Now on other subjects I have said much and shall
often have much to say; this book, which I am
sending to you, is on old age. But the entire discourse I have attributed, not to Tithonus, as Aristo
of Ceos did, (for there would be too little authority
in a myth), but, that I might give it greater weight,
I have ascribed it to the venerable Marcus Cato;
and I represent Laelius and Scipio, while at his house,
expressing wonder that he bears his age so well,
and Cato replying to them. If it shall appear that
he argues more learnedly than he was accustomed
to do in his own books, give the credit to Greek
literature, of which, as is well known, he was very
studious in his later years.

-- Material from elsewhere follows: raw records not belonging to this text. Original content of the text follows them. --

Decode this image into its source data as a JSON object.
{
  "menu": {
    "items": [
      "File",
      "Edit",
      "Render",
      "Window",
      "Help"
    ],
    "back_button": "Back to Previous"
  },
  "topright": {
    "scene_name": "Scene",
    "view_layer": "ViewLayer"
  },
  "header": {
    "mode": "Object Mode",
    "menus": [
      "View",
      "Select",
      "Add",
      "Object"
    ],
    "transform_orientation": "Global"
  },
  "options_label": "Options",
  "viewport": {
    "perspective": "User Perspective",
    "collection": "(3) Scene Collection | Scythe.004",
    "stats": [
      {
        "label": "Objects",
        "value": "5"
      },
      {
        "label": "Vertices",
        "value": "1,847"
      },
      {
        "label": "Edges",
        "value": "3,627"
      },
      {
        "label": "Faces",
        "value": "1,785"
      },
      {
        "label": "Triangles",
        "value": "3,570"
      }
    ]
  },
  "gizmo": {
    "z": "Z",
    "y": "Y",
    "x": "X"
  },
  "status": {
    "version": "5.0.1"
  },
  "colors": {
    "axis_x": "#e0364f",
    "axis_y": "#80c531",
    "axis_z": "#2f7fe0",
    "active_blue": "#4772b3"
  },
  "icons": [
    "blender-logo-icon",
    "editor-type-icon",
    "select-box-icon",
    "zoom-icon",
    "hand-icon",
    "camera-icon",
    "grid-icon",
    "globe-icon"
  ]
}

But why need I say more?
For from now on the words of Cato himself will
completely unfold to you my own views on old age.